Entries from a dataset of interfaces:
• • • •

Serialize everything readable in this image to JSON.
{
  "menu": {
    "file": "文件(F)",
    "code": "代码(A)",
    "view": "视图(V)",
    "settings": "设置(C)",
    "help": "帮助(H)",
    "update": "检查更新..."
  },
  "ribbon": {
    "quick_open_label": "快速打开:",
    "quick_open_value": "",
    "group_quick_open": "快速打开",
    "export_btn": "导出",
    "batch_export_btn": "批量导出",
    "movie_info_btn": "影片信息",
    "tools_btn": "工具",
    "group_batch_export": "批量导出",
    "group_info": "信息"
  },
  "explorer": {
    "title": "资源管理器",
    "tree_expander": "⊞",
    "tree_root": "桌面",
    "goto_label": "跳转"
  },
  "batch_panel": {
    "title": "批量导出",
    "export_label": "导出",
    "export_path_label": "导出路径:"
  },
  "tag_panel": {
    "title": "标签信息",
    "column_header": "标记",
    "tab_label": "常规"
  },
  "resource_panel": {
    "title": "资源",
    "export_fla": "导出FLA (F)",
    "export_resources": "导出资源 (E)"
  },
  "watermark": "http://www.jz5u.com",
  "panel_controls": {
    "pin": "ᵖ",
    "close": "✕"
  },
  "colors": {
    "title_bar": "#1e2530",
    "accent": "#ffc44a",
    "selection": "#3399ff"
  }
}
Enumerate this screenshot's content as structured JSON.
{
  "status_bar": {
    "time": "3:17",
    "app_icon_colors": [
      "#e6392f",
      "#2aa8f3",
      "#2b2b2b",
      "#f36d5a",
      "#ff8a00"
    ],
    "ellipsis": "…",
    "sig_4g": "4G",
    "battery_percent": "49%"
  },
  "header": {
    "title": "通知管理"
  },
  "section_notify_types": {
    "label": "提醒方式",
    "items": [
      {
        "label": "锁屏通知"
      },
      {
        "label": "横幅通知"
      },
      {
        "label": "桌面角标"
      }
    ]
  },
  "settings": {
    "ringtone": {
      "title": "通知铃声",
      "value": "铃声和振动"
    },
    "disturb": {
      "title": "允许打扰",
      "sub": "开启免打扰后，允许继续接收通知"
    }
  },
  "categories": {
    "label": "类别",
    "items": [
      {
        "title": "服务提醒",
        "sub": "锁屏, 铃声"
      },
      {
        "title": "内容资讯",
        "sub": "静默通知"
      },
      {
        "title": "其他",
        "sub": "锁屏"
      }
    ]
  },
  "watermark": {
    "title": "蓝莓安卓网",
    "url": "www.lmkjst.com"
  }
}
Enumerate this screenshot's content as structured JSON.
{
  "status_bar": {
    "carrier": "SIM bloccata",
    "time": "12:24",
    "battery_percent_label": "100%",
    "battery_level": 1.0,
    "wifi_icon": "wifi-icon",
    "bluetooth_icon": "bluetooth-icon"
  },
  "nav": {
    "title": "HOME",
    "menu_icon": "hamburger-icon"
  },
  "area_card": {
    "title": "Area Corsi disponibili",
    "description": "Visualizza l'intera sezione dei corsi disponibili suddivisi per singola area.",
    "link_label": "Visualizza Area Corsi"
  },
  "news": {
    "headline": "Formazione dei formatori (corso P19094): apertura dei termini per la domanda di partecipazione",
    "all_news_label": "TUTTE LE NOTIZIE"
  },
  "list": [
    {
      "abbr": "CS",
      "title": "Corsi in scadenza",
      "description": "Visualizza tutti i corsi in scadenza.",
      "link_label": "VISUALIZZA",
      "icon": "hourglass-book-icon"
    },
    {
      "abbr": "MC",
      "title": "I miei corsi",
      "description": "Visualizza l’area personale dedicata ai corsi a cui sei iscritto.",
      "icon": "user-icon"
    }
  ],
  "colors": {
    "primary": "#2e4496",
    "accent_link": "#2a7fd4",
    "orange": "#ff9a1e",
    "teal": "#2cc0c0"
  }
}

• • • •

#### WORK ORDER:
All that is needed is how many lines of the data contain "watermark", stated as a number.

#### SOLUTION BELOW:
2